Halfway through the recording process, I don’t think I really realized how different it was. I just thought, yeah, this is what we’re doing. And it felt kind of similar. And when people first started to tell me it was different, my response was, ‘Yes, it’s really different, but I think its really good.’ Hopefully our true fans will really respond to it. Our intention was not to alienate, but to do something that we wanted to do.”

So Zeller talks about “serving the song” and how “it wasn’t our intention to jump genres.” What Ra Ra Riot ended up with was something that you can dance to.

There wasn’t an intention to do something clubby,” she says. “There was an intention to create music that people had a more physical response to it.”

To create a more-accessible sound?

It’s not accessibility,” she says. “It’s more about something for us. It’s probably a more selfish thing.”

Whatever the motivation, it’s the kind of change that bands sometimes choose to go through. Change doesn’t always sit well with everyone. Shortly before Ra Ra Riot went into the studio to record Beta Love, Lawn left the group. “Her departure was partially a result of us wanting to do something different,” Zeller concedes.

And sometimes bands go though changes that are not by choice. Following a 2007 show in Providence, R.I., two of the band members went to a late-night after party, from which drummer John Pike disappeared.
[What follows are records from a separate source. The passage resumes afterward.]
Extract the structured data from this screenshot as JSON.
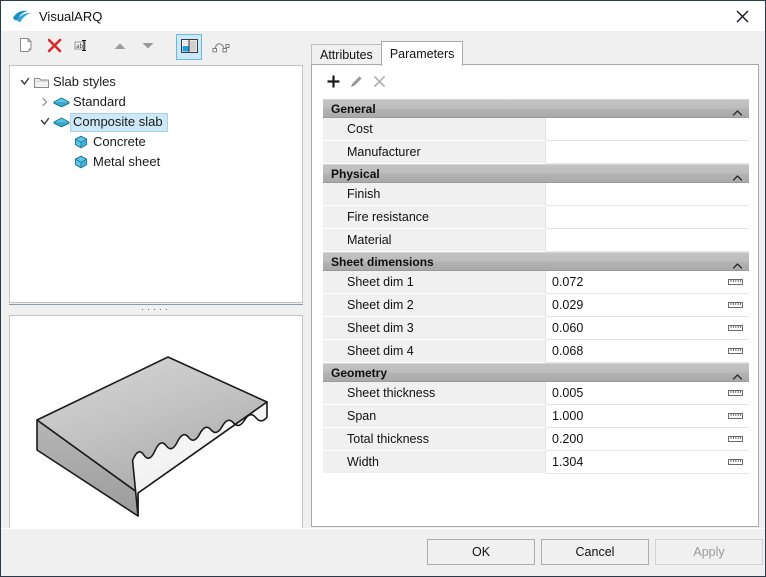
{
  "window": {
    "title": "VisualARQ",
    "logo_icon": "visualarq-logo-icon",
    "close_icon": "close-icon"
  },
  "toolbar": {
    "buttons": [
      {
        "name": "new-style-button",
        "icon": "new-document-icon",
        "active": false
      },
      {
        "name": "delete-style-button",
        "icon": "delete-x-icon",
        "active": false
      },
      {
        "name": "rename-style-button",
        "icon": "rename-text-icon",
        "active": false
      },
      {
        "name": "move-up-button",
        "icon": "arrow-up-icon",
        "active": false
      },
      {
        "name": "move-down-button",
        "icon": "arrow-down-icon",
        "active": false
      },
      {
        "name": "toggle-preview-button",
        "icon": "preview-pane-icon",
        "active": true
      },
      {
        "name": "profile-curve-button",
        "icon": "profile-curve-icon",
        "active": false
      }
    ]
  },
  "tree": {
    "items": [
      {
        "label": "Slab styles",
        "icon": "folder-icon",
        "level": 0,
        "twisty": "expanded",
        "selected": false
      },
      {
        "label": "Standard",
        "icon": "slab-style-icon",
        "level": 1,
        "twisty": "collapsed",
        "selected": false
      },
      {
        "label": "Composite slab",
        "icon": "slab-style-icon",
        "level": 1,
        "twisty": "expanded",
        "selected": true
      },
      {
        "label": "Concrete",
        "icon": "layer-cube-icon",
        "level": 2,
        "twisty": "none",
        "selected": false
      },
      {
        "label": "Metal sheet",
        "icon": "layer-cube-icon",
        "level": 2,
        "twisty": "none",
        "selected": false
      }
    ]
  },
  "splitter": {
    "grip": "·····"
  },
  "preview": {
    "name": "style-3d-preview",
    "description": "composite slab 3d preview"
  },
  "tabs": [
    {
      "label": "Attributes",
      "active": false,
      "name": "tab-attributes"
    },
    {
      "label": "Parameters",
      "active": true,
      "name": "tab-parameters"
    }
  ],
  "param_toolbar": {
    "buttons": [
      {
        "name": "add-parameter-button",
        "icon": "plus-icon",
        "glyph": "+",
        "enabled": true
      },
      {
        "name": "edit-parameter-button",
        "icon": "pencil-icon",
        "glyph": "",
        "enabled": false
      },
      {
        "name": "delete-parameter-button",
        "icon": "close-x-icon",
        "glyph": "×",
        "enabled": false
      }
    ]
  },
  "sections": [
    {
      "title": "General",
      "collapse_icon": "chevron-up-icon",
      "value_column": "short",
      "rows": [
        {
          "name": "Cost",
          "value": "",
          "unit_icon": ""
        },
        {
          "name": "Manufacturer",
          "value": "",
          "unit_icon": ""
        }
      ]
    },
    {
      "title": "Physical",
      "collapse_icon": "chevron-up-icon",
      "value_column": "full",
      "rows": [
        {
          "name": "Finish",
          "value": "",
          "unit_icon": ""
        },
        {
          "name": "Fire resistance",
          "value": "",
          "unit_icon": ""
        },
        {
          "name": "Material",
          "value": "",
          "unit_icon": ""
        }
      ]
    },
    {
      "title": "Sheet dimensions",
      "collapse_icon": "chevron-up-icon",
      "value_column": "full",
      "rows": [
        {
          "name": "Sheet dim 1",
          "value": "0.072",
          "unit_icon": "ruler-icon"
        },
        {
          "name": "Sheet dim 2",
          "value": "0.029",
          "unit_icon": "ruler-icon"
        },
        {
          "name": "Sheet dim 3",
          "value": "0.060",
          "unit_icon": "ruler-icon"
        },
        {
          "name": "Sheet dim 4",
          "value": "0.068",
          "unit_icon": "ruler-icon"
        }
      ]
    },
    {
      "title": "Geometry",
      "collapse_icon": "chevron-up-icon",
      "value_column": "full",
      "rows": [
        {
          "name": "Sheet thickness",
          "value": "0.005",
          "unit_icon": "ruler-icon"
        },
        {
          "name": "Span",
          "value": "1.000",
          "unit_icon": "ruler-icon"
        },
        {
          "name": "Total thickness",
          "value": "0.200",
          "unit_icon": "ruler-icon"
        },
        {
          "name": "Width",
          "value": "1.304",
          "unit_icon": "ruler-icon"
        }
      ]
    }
  ],
  "buttons": {
    "ok": "OK",
    "cancel": "Cancel",
    "apply": "Apply",
    "apply_enabled": false
  },
  "colors": {
    "accent": "#1a9fd4",
    "selection": "#cfe8f7",
    "section_header": "#b5b5b5",
    "delete_red": "#d62b2b",
    "window_border": "#2a3a4a"
  }
}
After an extensive search, his body was found the next day in a nearby Atlantic Ocean inlet called Buzzards Bay. The autopsy revealed no signs of foul play, but the questions over how this apparent accidental drowning happened linger to this day: the 23-year-old Pike, a 2006 magna cum laude graduate of Syracuse University’s Newhouse School of Public Communications, was a poor swimmer who did not like the water.

It was so devastating to everyone,” Zeller says. “We were really young kids trying to cope and respond to this horrific tragedy. We were not even sure how to respond to it. It’s not something you can really prepare for at any age, let alone when you’re so young.”

Pike’s death is a subject that the band members are still reluctant to discuss.

Ultimately, Ra Ra Riot is a band that’s moving forward in an effort to recapture what it left behind when it got on the tour bus. Back to those nights when Ra Ra Riot was a house-party band, backed by a drum machine. “That energy that really spawned our live shows was something we wanted to get back to,” Zeller says.

The Rhumb Line and The Orchard “captured the dynamic of the time,” she says. Beta Love captures a different dynamic this time. “It sounds really happy to me,” Zeller says. “It sounds like a bunch of good friends making music together.”